Records provided:

_ _ _

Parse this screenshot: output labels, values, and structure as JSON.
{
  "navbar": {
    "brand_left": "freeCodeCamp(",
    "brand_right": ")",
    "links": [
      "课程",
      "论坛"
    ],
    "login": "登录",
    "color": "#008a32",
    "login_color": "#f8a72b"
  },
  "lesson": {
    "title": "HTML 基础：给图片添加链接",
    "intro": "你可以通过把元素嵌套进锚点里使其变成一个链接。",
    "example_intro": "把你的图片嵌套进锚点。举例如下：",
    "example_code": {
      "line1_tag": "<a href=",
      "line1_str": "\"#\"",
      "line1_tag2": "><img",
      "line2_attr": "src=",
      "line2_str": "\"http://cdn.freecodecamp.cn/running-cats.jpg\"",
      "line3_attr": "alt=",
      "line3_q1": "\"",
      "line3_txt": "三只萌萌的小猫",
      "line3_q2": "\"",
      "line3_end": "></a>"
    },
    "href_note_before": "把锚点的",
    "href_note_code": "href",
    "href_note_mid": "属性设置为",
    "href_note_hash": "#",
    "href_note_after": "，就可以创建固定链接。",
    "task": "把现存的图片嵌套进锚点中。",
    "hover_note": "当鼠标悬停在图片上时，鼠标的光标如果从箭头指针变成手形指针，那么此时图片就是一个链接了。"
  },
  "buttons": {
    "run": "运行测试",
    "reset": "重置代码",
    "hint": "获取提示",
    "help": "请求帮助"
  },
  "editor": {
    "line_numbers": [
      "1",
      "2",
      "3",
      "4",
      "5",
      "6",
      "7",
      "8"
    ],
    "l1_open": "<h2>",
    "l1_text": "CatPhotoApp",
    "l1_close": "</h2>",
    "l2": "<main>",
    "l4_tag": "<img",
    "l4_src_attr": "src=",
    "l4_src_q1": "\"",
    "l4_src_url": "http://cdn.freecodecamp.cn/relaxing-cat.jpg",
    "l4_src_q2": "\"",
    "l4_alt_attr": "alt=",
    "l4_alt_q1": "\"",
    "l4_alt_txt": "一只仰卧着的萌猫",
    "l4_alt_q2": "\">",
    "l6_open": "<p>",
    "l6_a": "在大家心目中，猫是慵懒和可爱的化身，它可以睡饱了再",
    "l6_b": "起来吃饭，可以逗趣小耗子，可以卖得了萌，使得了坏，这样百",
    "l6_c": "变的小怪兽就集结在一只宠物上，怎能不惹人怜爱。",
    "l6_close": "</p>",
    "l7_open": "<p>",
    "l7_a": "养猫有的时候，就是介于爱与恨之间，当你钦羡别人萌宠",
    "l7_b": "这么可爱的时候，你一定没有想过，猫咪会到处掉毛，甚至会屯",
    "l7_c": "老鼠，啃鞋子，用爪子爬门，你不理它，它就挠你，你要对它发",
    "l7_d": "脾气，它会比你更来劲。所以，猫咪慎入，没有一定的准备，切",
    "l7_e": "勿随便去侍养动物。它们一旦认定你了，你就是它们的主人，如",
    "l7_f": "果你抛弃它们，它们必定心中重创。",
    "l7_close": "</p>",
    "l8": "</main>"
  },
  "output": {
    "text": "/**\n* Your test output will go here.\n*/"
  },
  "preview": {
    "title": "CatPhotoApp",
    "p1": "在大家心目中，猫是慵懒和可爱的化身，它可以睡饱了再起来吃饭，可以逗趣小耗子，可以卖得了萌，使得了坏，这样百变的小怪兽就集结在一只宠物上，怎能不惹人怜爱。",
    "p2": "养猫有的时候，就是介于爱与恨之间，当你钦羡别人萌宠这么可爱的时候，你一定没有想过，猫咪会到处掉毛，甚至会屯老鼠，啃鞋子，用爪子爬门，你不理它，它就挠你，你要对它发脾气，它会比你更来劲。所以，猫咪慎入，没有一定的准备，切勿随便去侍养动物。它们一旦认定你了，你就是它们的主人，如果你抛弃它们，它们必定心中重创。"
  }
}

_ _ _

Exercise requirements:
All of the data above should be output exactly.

Written answer:
Parse this screenshot: output labels, values, and structure as JSON.
{
  "navbar": {
    "brand_left": "freeCodeCamp(",
    "brand_right": ")",
    "links": [
      "课程",
      "论坛"
    ],
    "login": "登录",
    "color": "#008a32",
    "login_color": "#f8a72b"
  },
  "lesson": {
    "title": "HTML 基础：给图片添加链接",
    "intro": "你可以通过把元素嵌套进锚点里使其变成一个链接。",
    "example_intro": "把你的图片嵌套进锚点。举例如下：",
    "example_code": {
      "line1_tag": "<a href=",
      "line1_str": "\"#\"",
      "line1_tag2": "><img",
      "line2_attr": "src=",
      "line2_str": "\"http://cdn.freecodecamp.cn/running-cats.jpg\"",
      "line3_attr": "alt=",
      "line3_q1": "\"",
      "line3_txt": "三只萌萌的小猫",
      "line3_q2": "\"",
      "line3_end": "></a>"
    },
    "href_note_before": "把锚点的",
    "href_note_code": "href",
    "href_note_mid": "属性设置为",
    "href_note_hash": "#",
    "href_note_after": "，就可以创建固定链接。",
    "task": "把现存的图片嵌套进锚点中。",
    "hover_note": "当鼠标悬停在图片上时，鼠标的光标如果从箭头指针变成手形指针，那么此时图片就是一个链接了。"
  },
  "buttons": {
    "run": "运行测试",
    "reset": "重置代码",
    "hint": "获取提示",
    "help": "请求帮助"
  },
  "editor": {
    "line_numbers": [
      "1",
      "2",
      "3",
      "4",
      "5",
      "6",
      "7",
      "8"
    ],
    "l1_open": "<h2>",
    "l1_text": "CatPhotoApp",
    "l1_close": "</h2>",
    "l2": "<main>",
    "l4_tag": "<img",
    "l4_src_attr": "src=",
    "l4_src_q1": "\"",
    "l4_src_url": "http://cdn.freecodecamp.cn/relaxing-cat.jpg",
    "l4_src_q2": "\"",
    "l4_alt_attr": "alt=",
    "l4_alt_q1": "\"",
    "l4_alt_txt": "一只仰卧着的萌猫",
    "l4_alt_q2": "\">",
    "l6_open": "<p>",
    "l6_a": "在大家心目中，猫是慵懒和可爱的化身，它可以睡饱了再",
    "l6_b": "起来吃饭，可以逗趣小耗子，可以卖得了萌，使得了坏，这样百",
    "l6_c": "变的小怪兽就集结在一只宠物上，怎能不惹人怜爱。",
    "l6_close": "</p>",
    "l7_open": "<p>",
    "l7_a": "养猫有的时候，就是介于爱与恨之间，当你钦羡别人萌宠",
    "l7_b": "这么可爱的时候，你一定没有想过，猫咪会到处掉毛，甚至会屯",
    "l7_c": "老鼠，啃鞋子，用爪子爬门，你不理它，它就挠你，你要对它发",
    "l7_d": "脾气，它会比你更来劲。所以，猫咪慎入，没有一定的准备，切",
    "l7_e": "勿随便去侍养动物。它们一旦认定你了，你就是它们的主人，如",
    "l7_f": "果你抛弃它们，它们必定心中重创。",
    "l7_close": "</p>",
    "l8": "</main>"
  },
  "output": {
    "text": "/**\n* Your test output will go here.\n*/"
  },
  "preview": {
    "title": "CatPhotoApp",
    "p1": "在大家心目中，猫是慵懒和可爱的化身，它可以睡饱了再起来吃饭，可以逗趣小耗子，可以卖得了萌，使得了坏，这样百变的小怪兽就集结在一只宠物上，怎能不惹人怜爱。",
    "p2": "养猫有的时候，就是介于爱与恨之间，当你钦羡别人萌宠这么可爱的时候，你一定没有想过，猫咪会到处掉毛，甚至会屯老鼠，啃鞋子，用爪子爬门，你不理它，它就挠你，你要对它发脾气，它会比你更来劲。所以，猫咪慎入，没有一定的准备，切勿随便去侍养动物。它们一旦认定你了，你就是它们的主人，如果你抛弃它们，它们必定心中重创。"
  }
}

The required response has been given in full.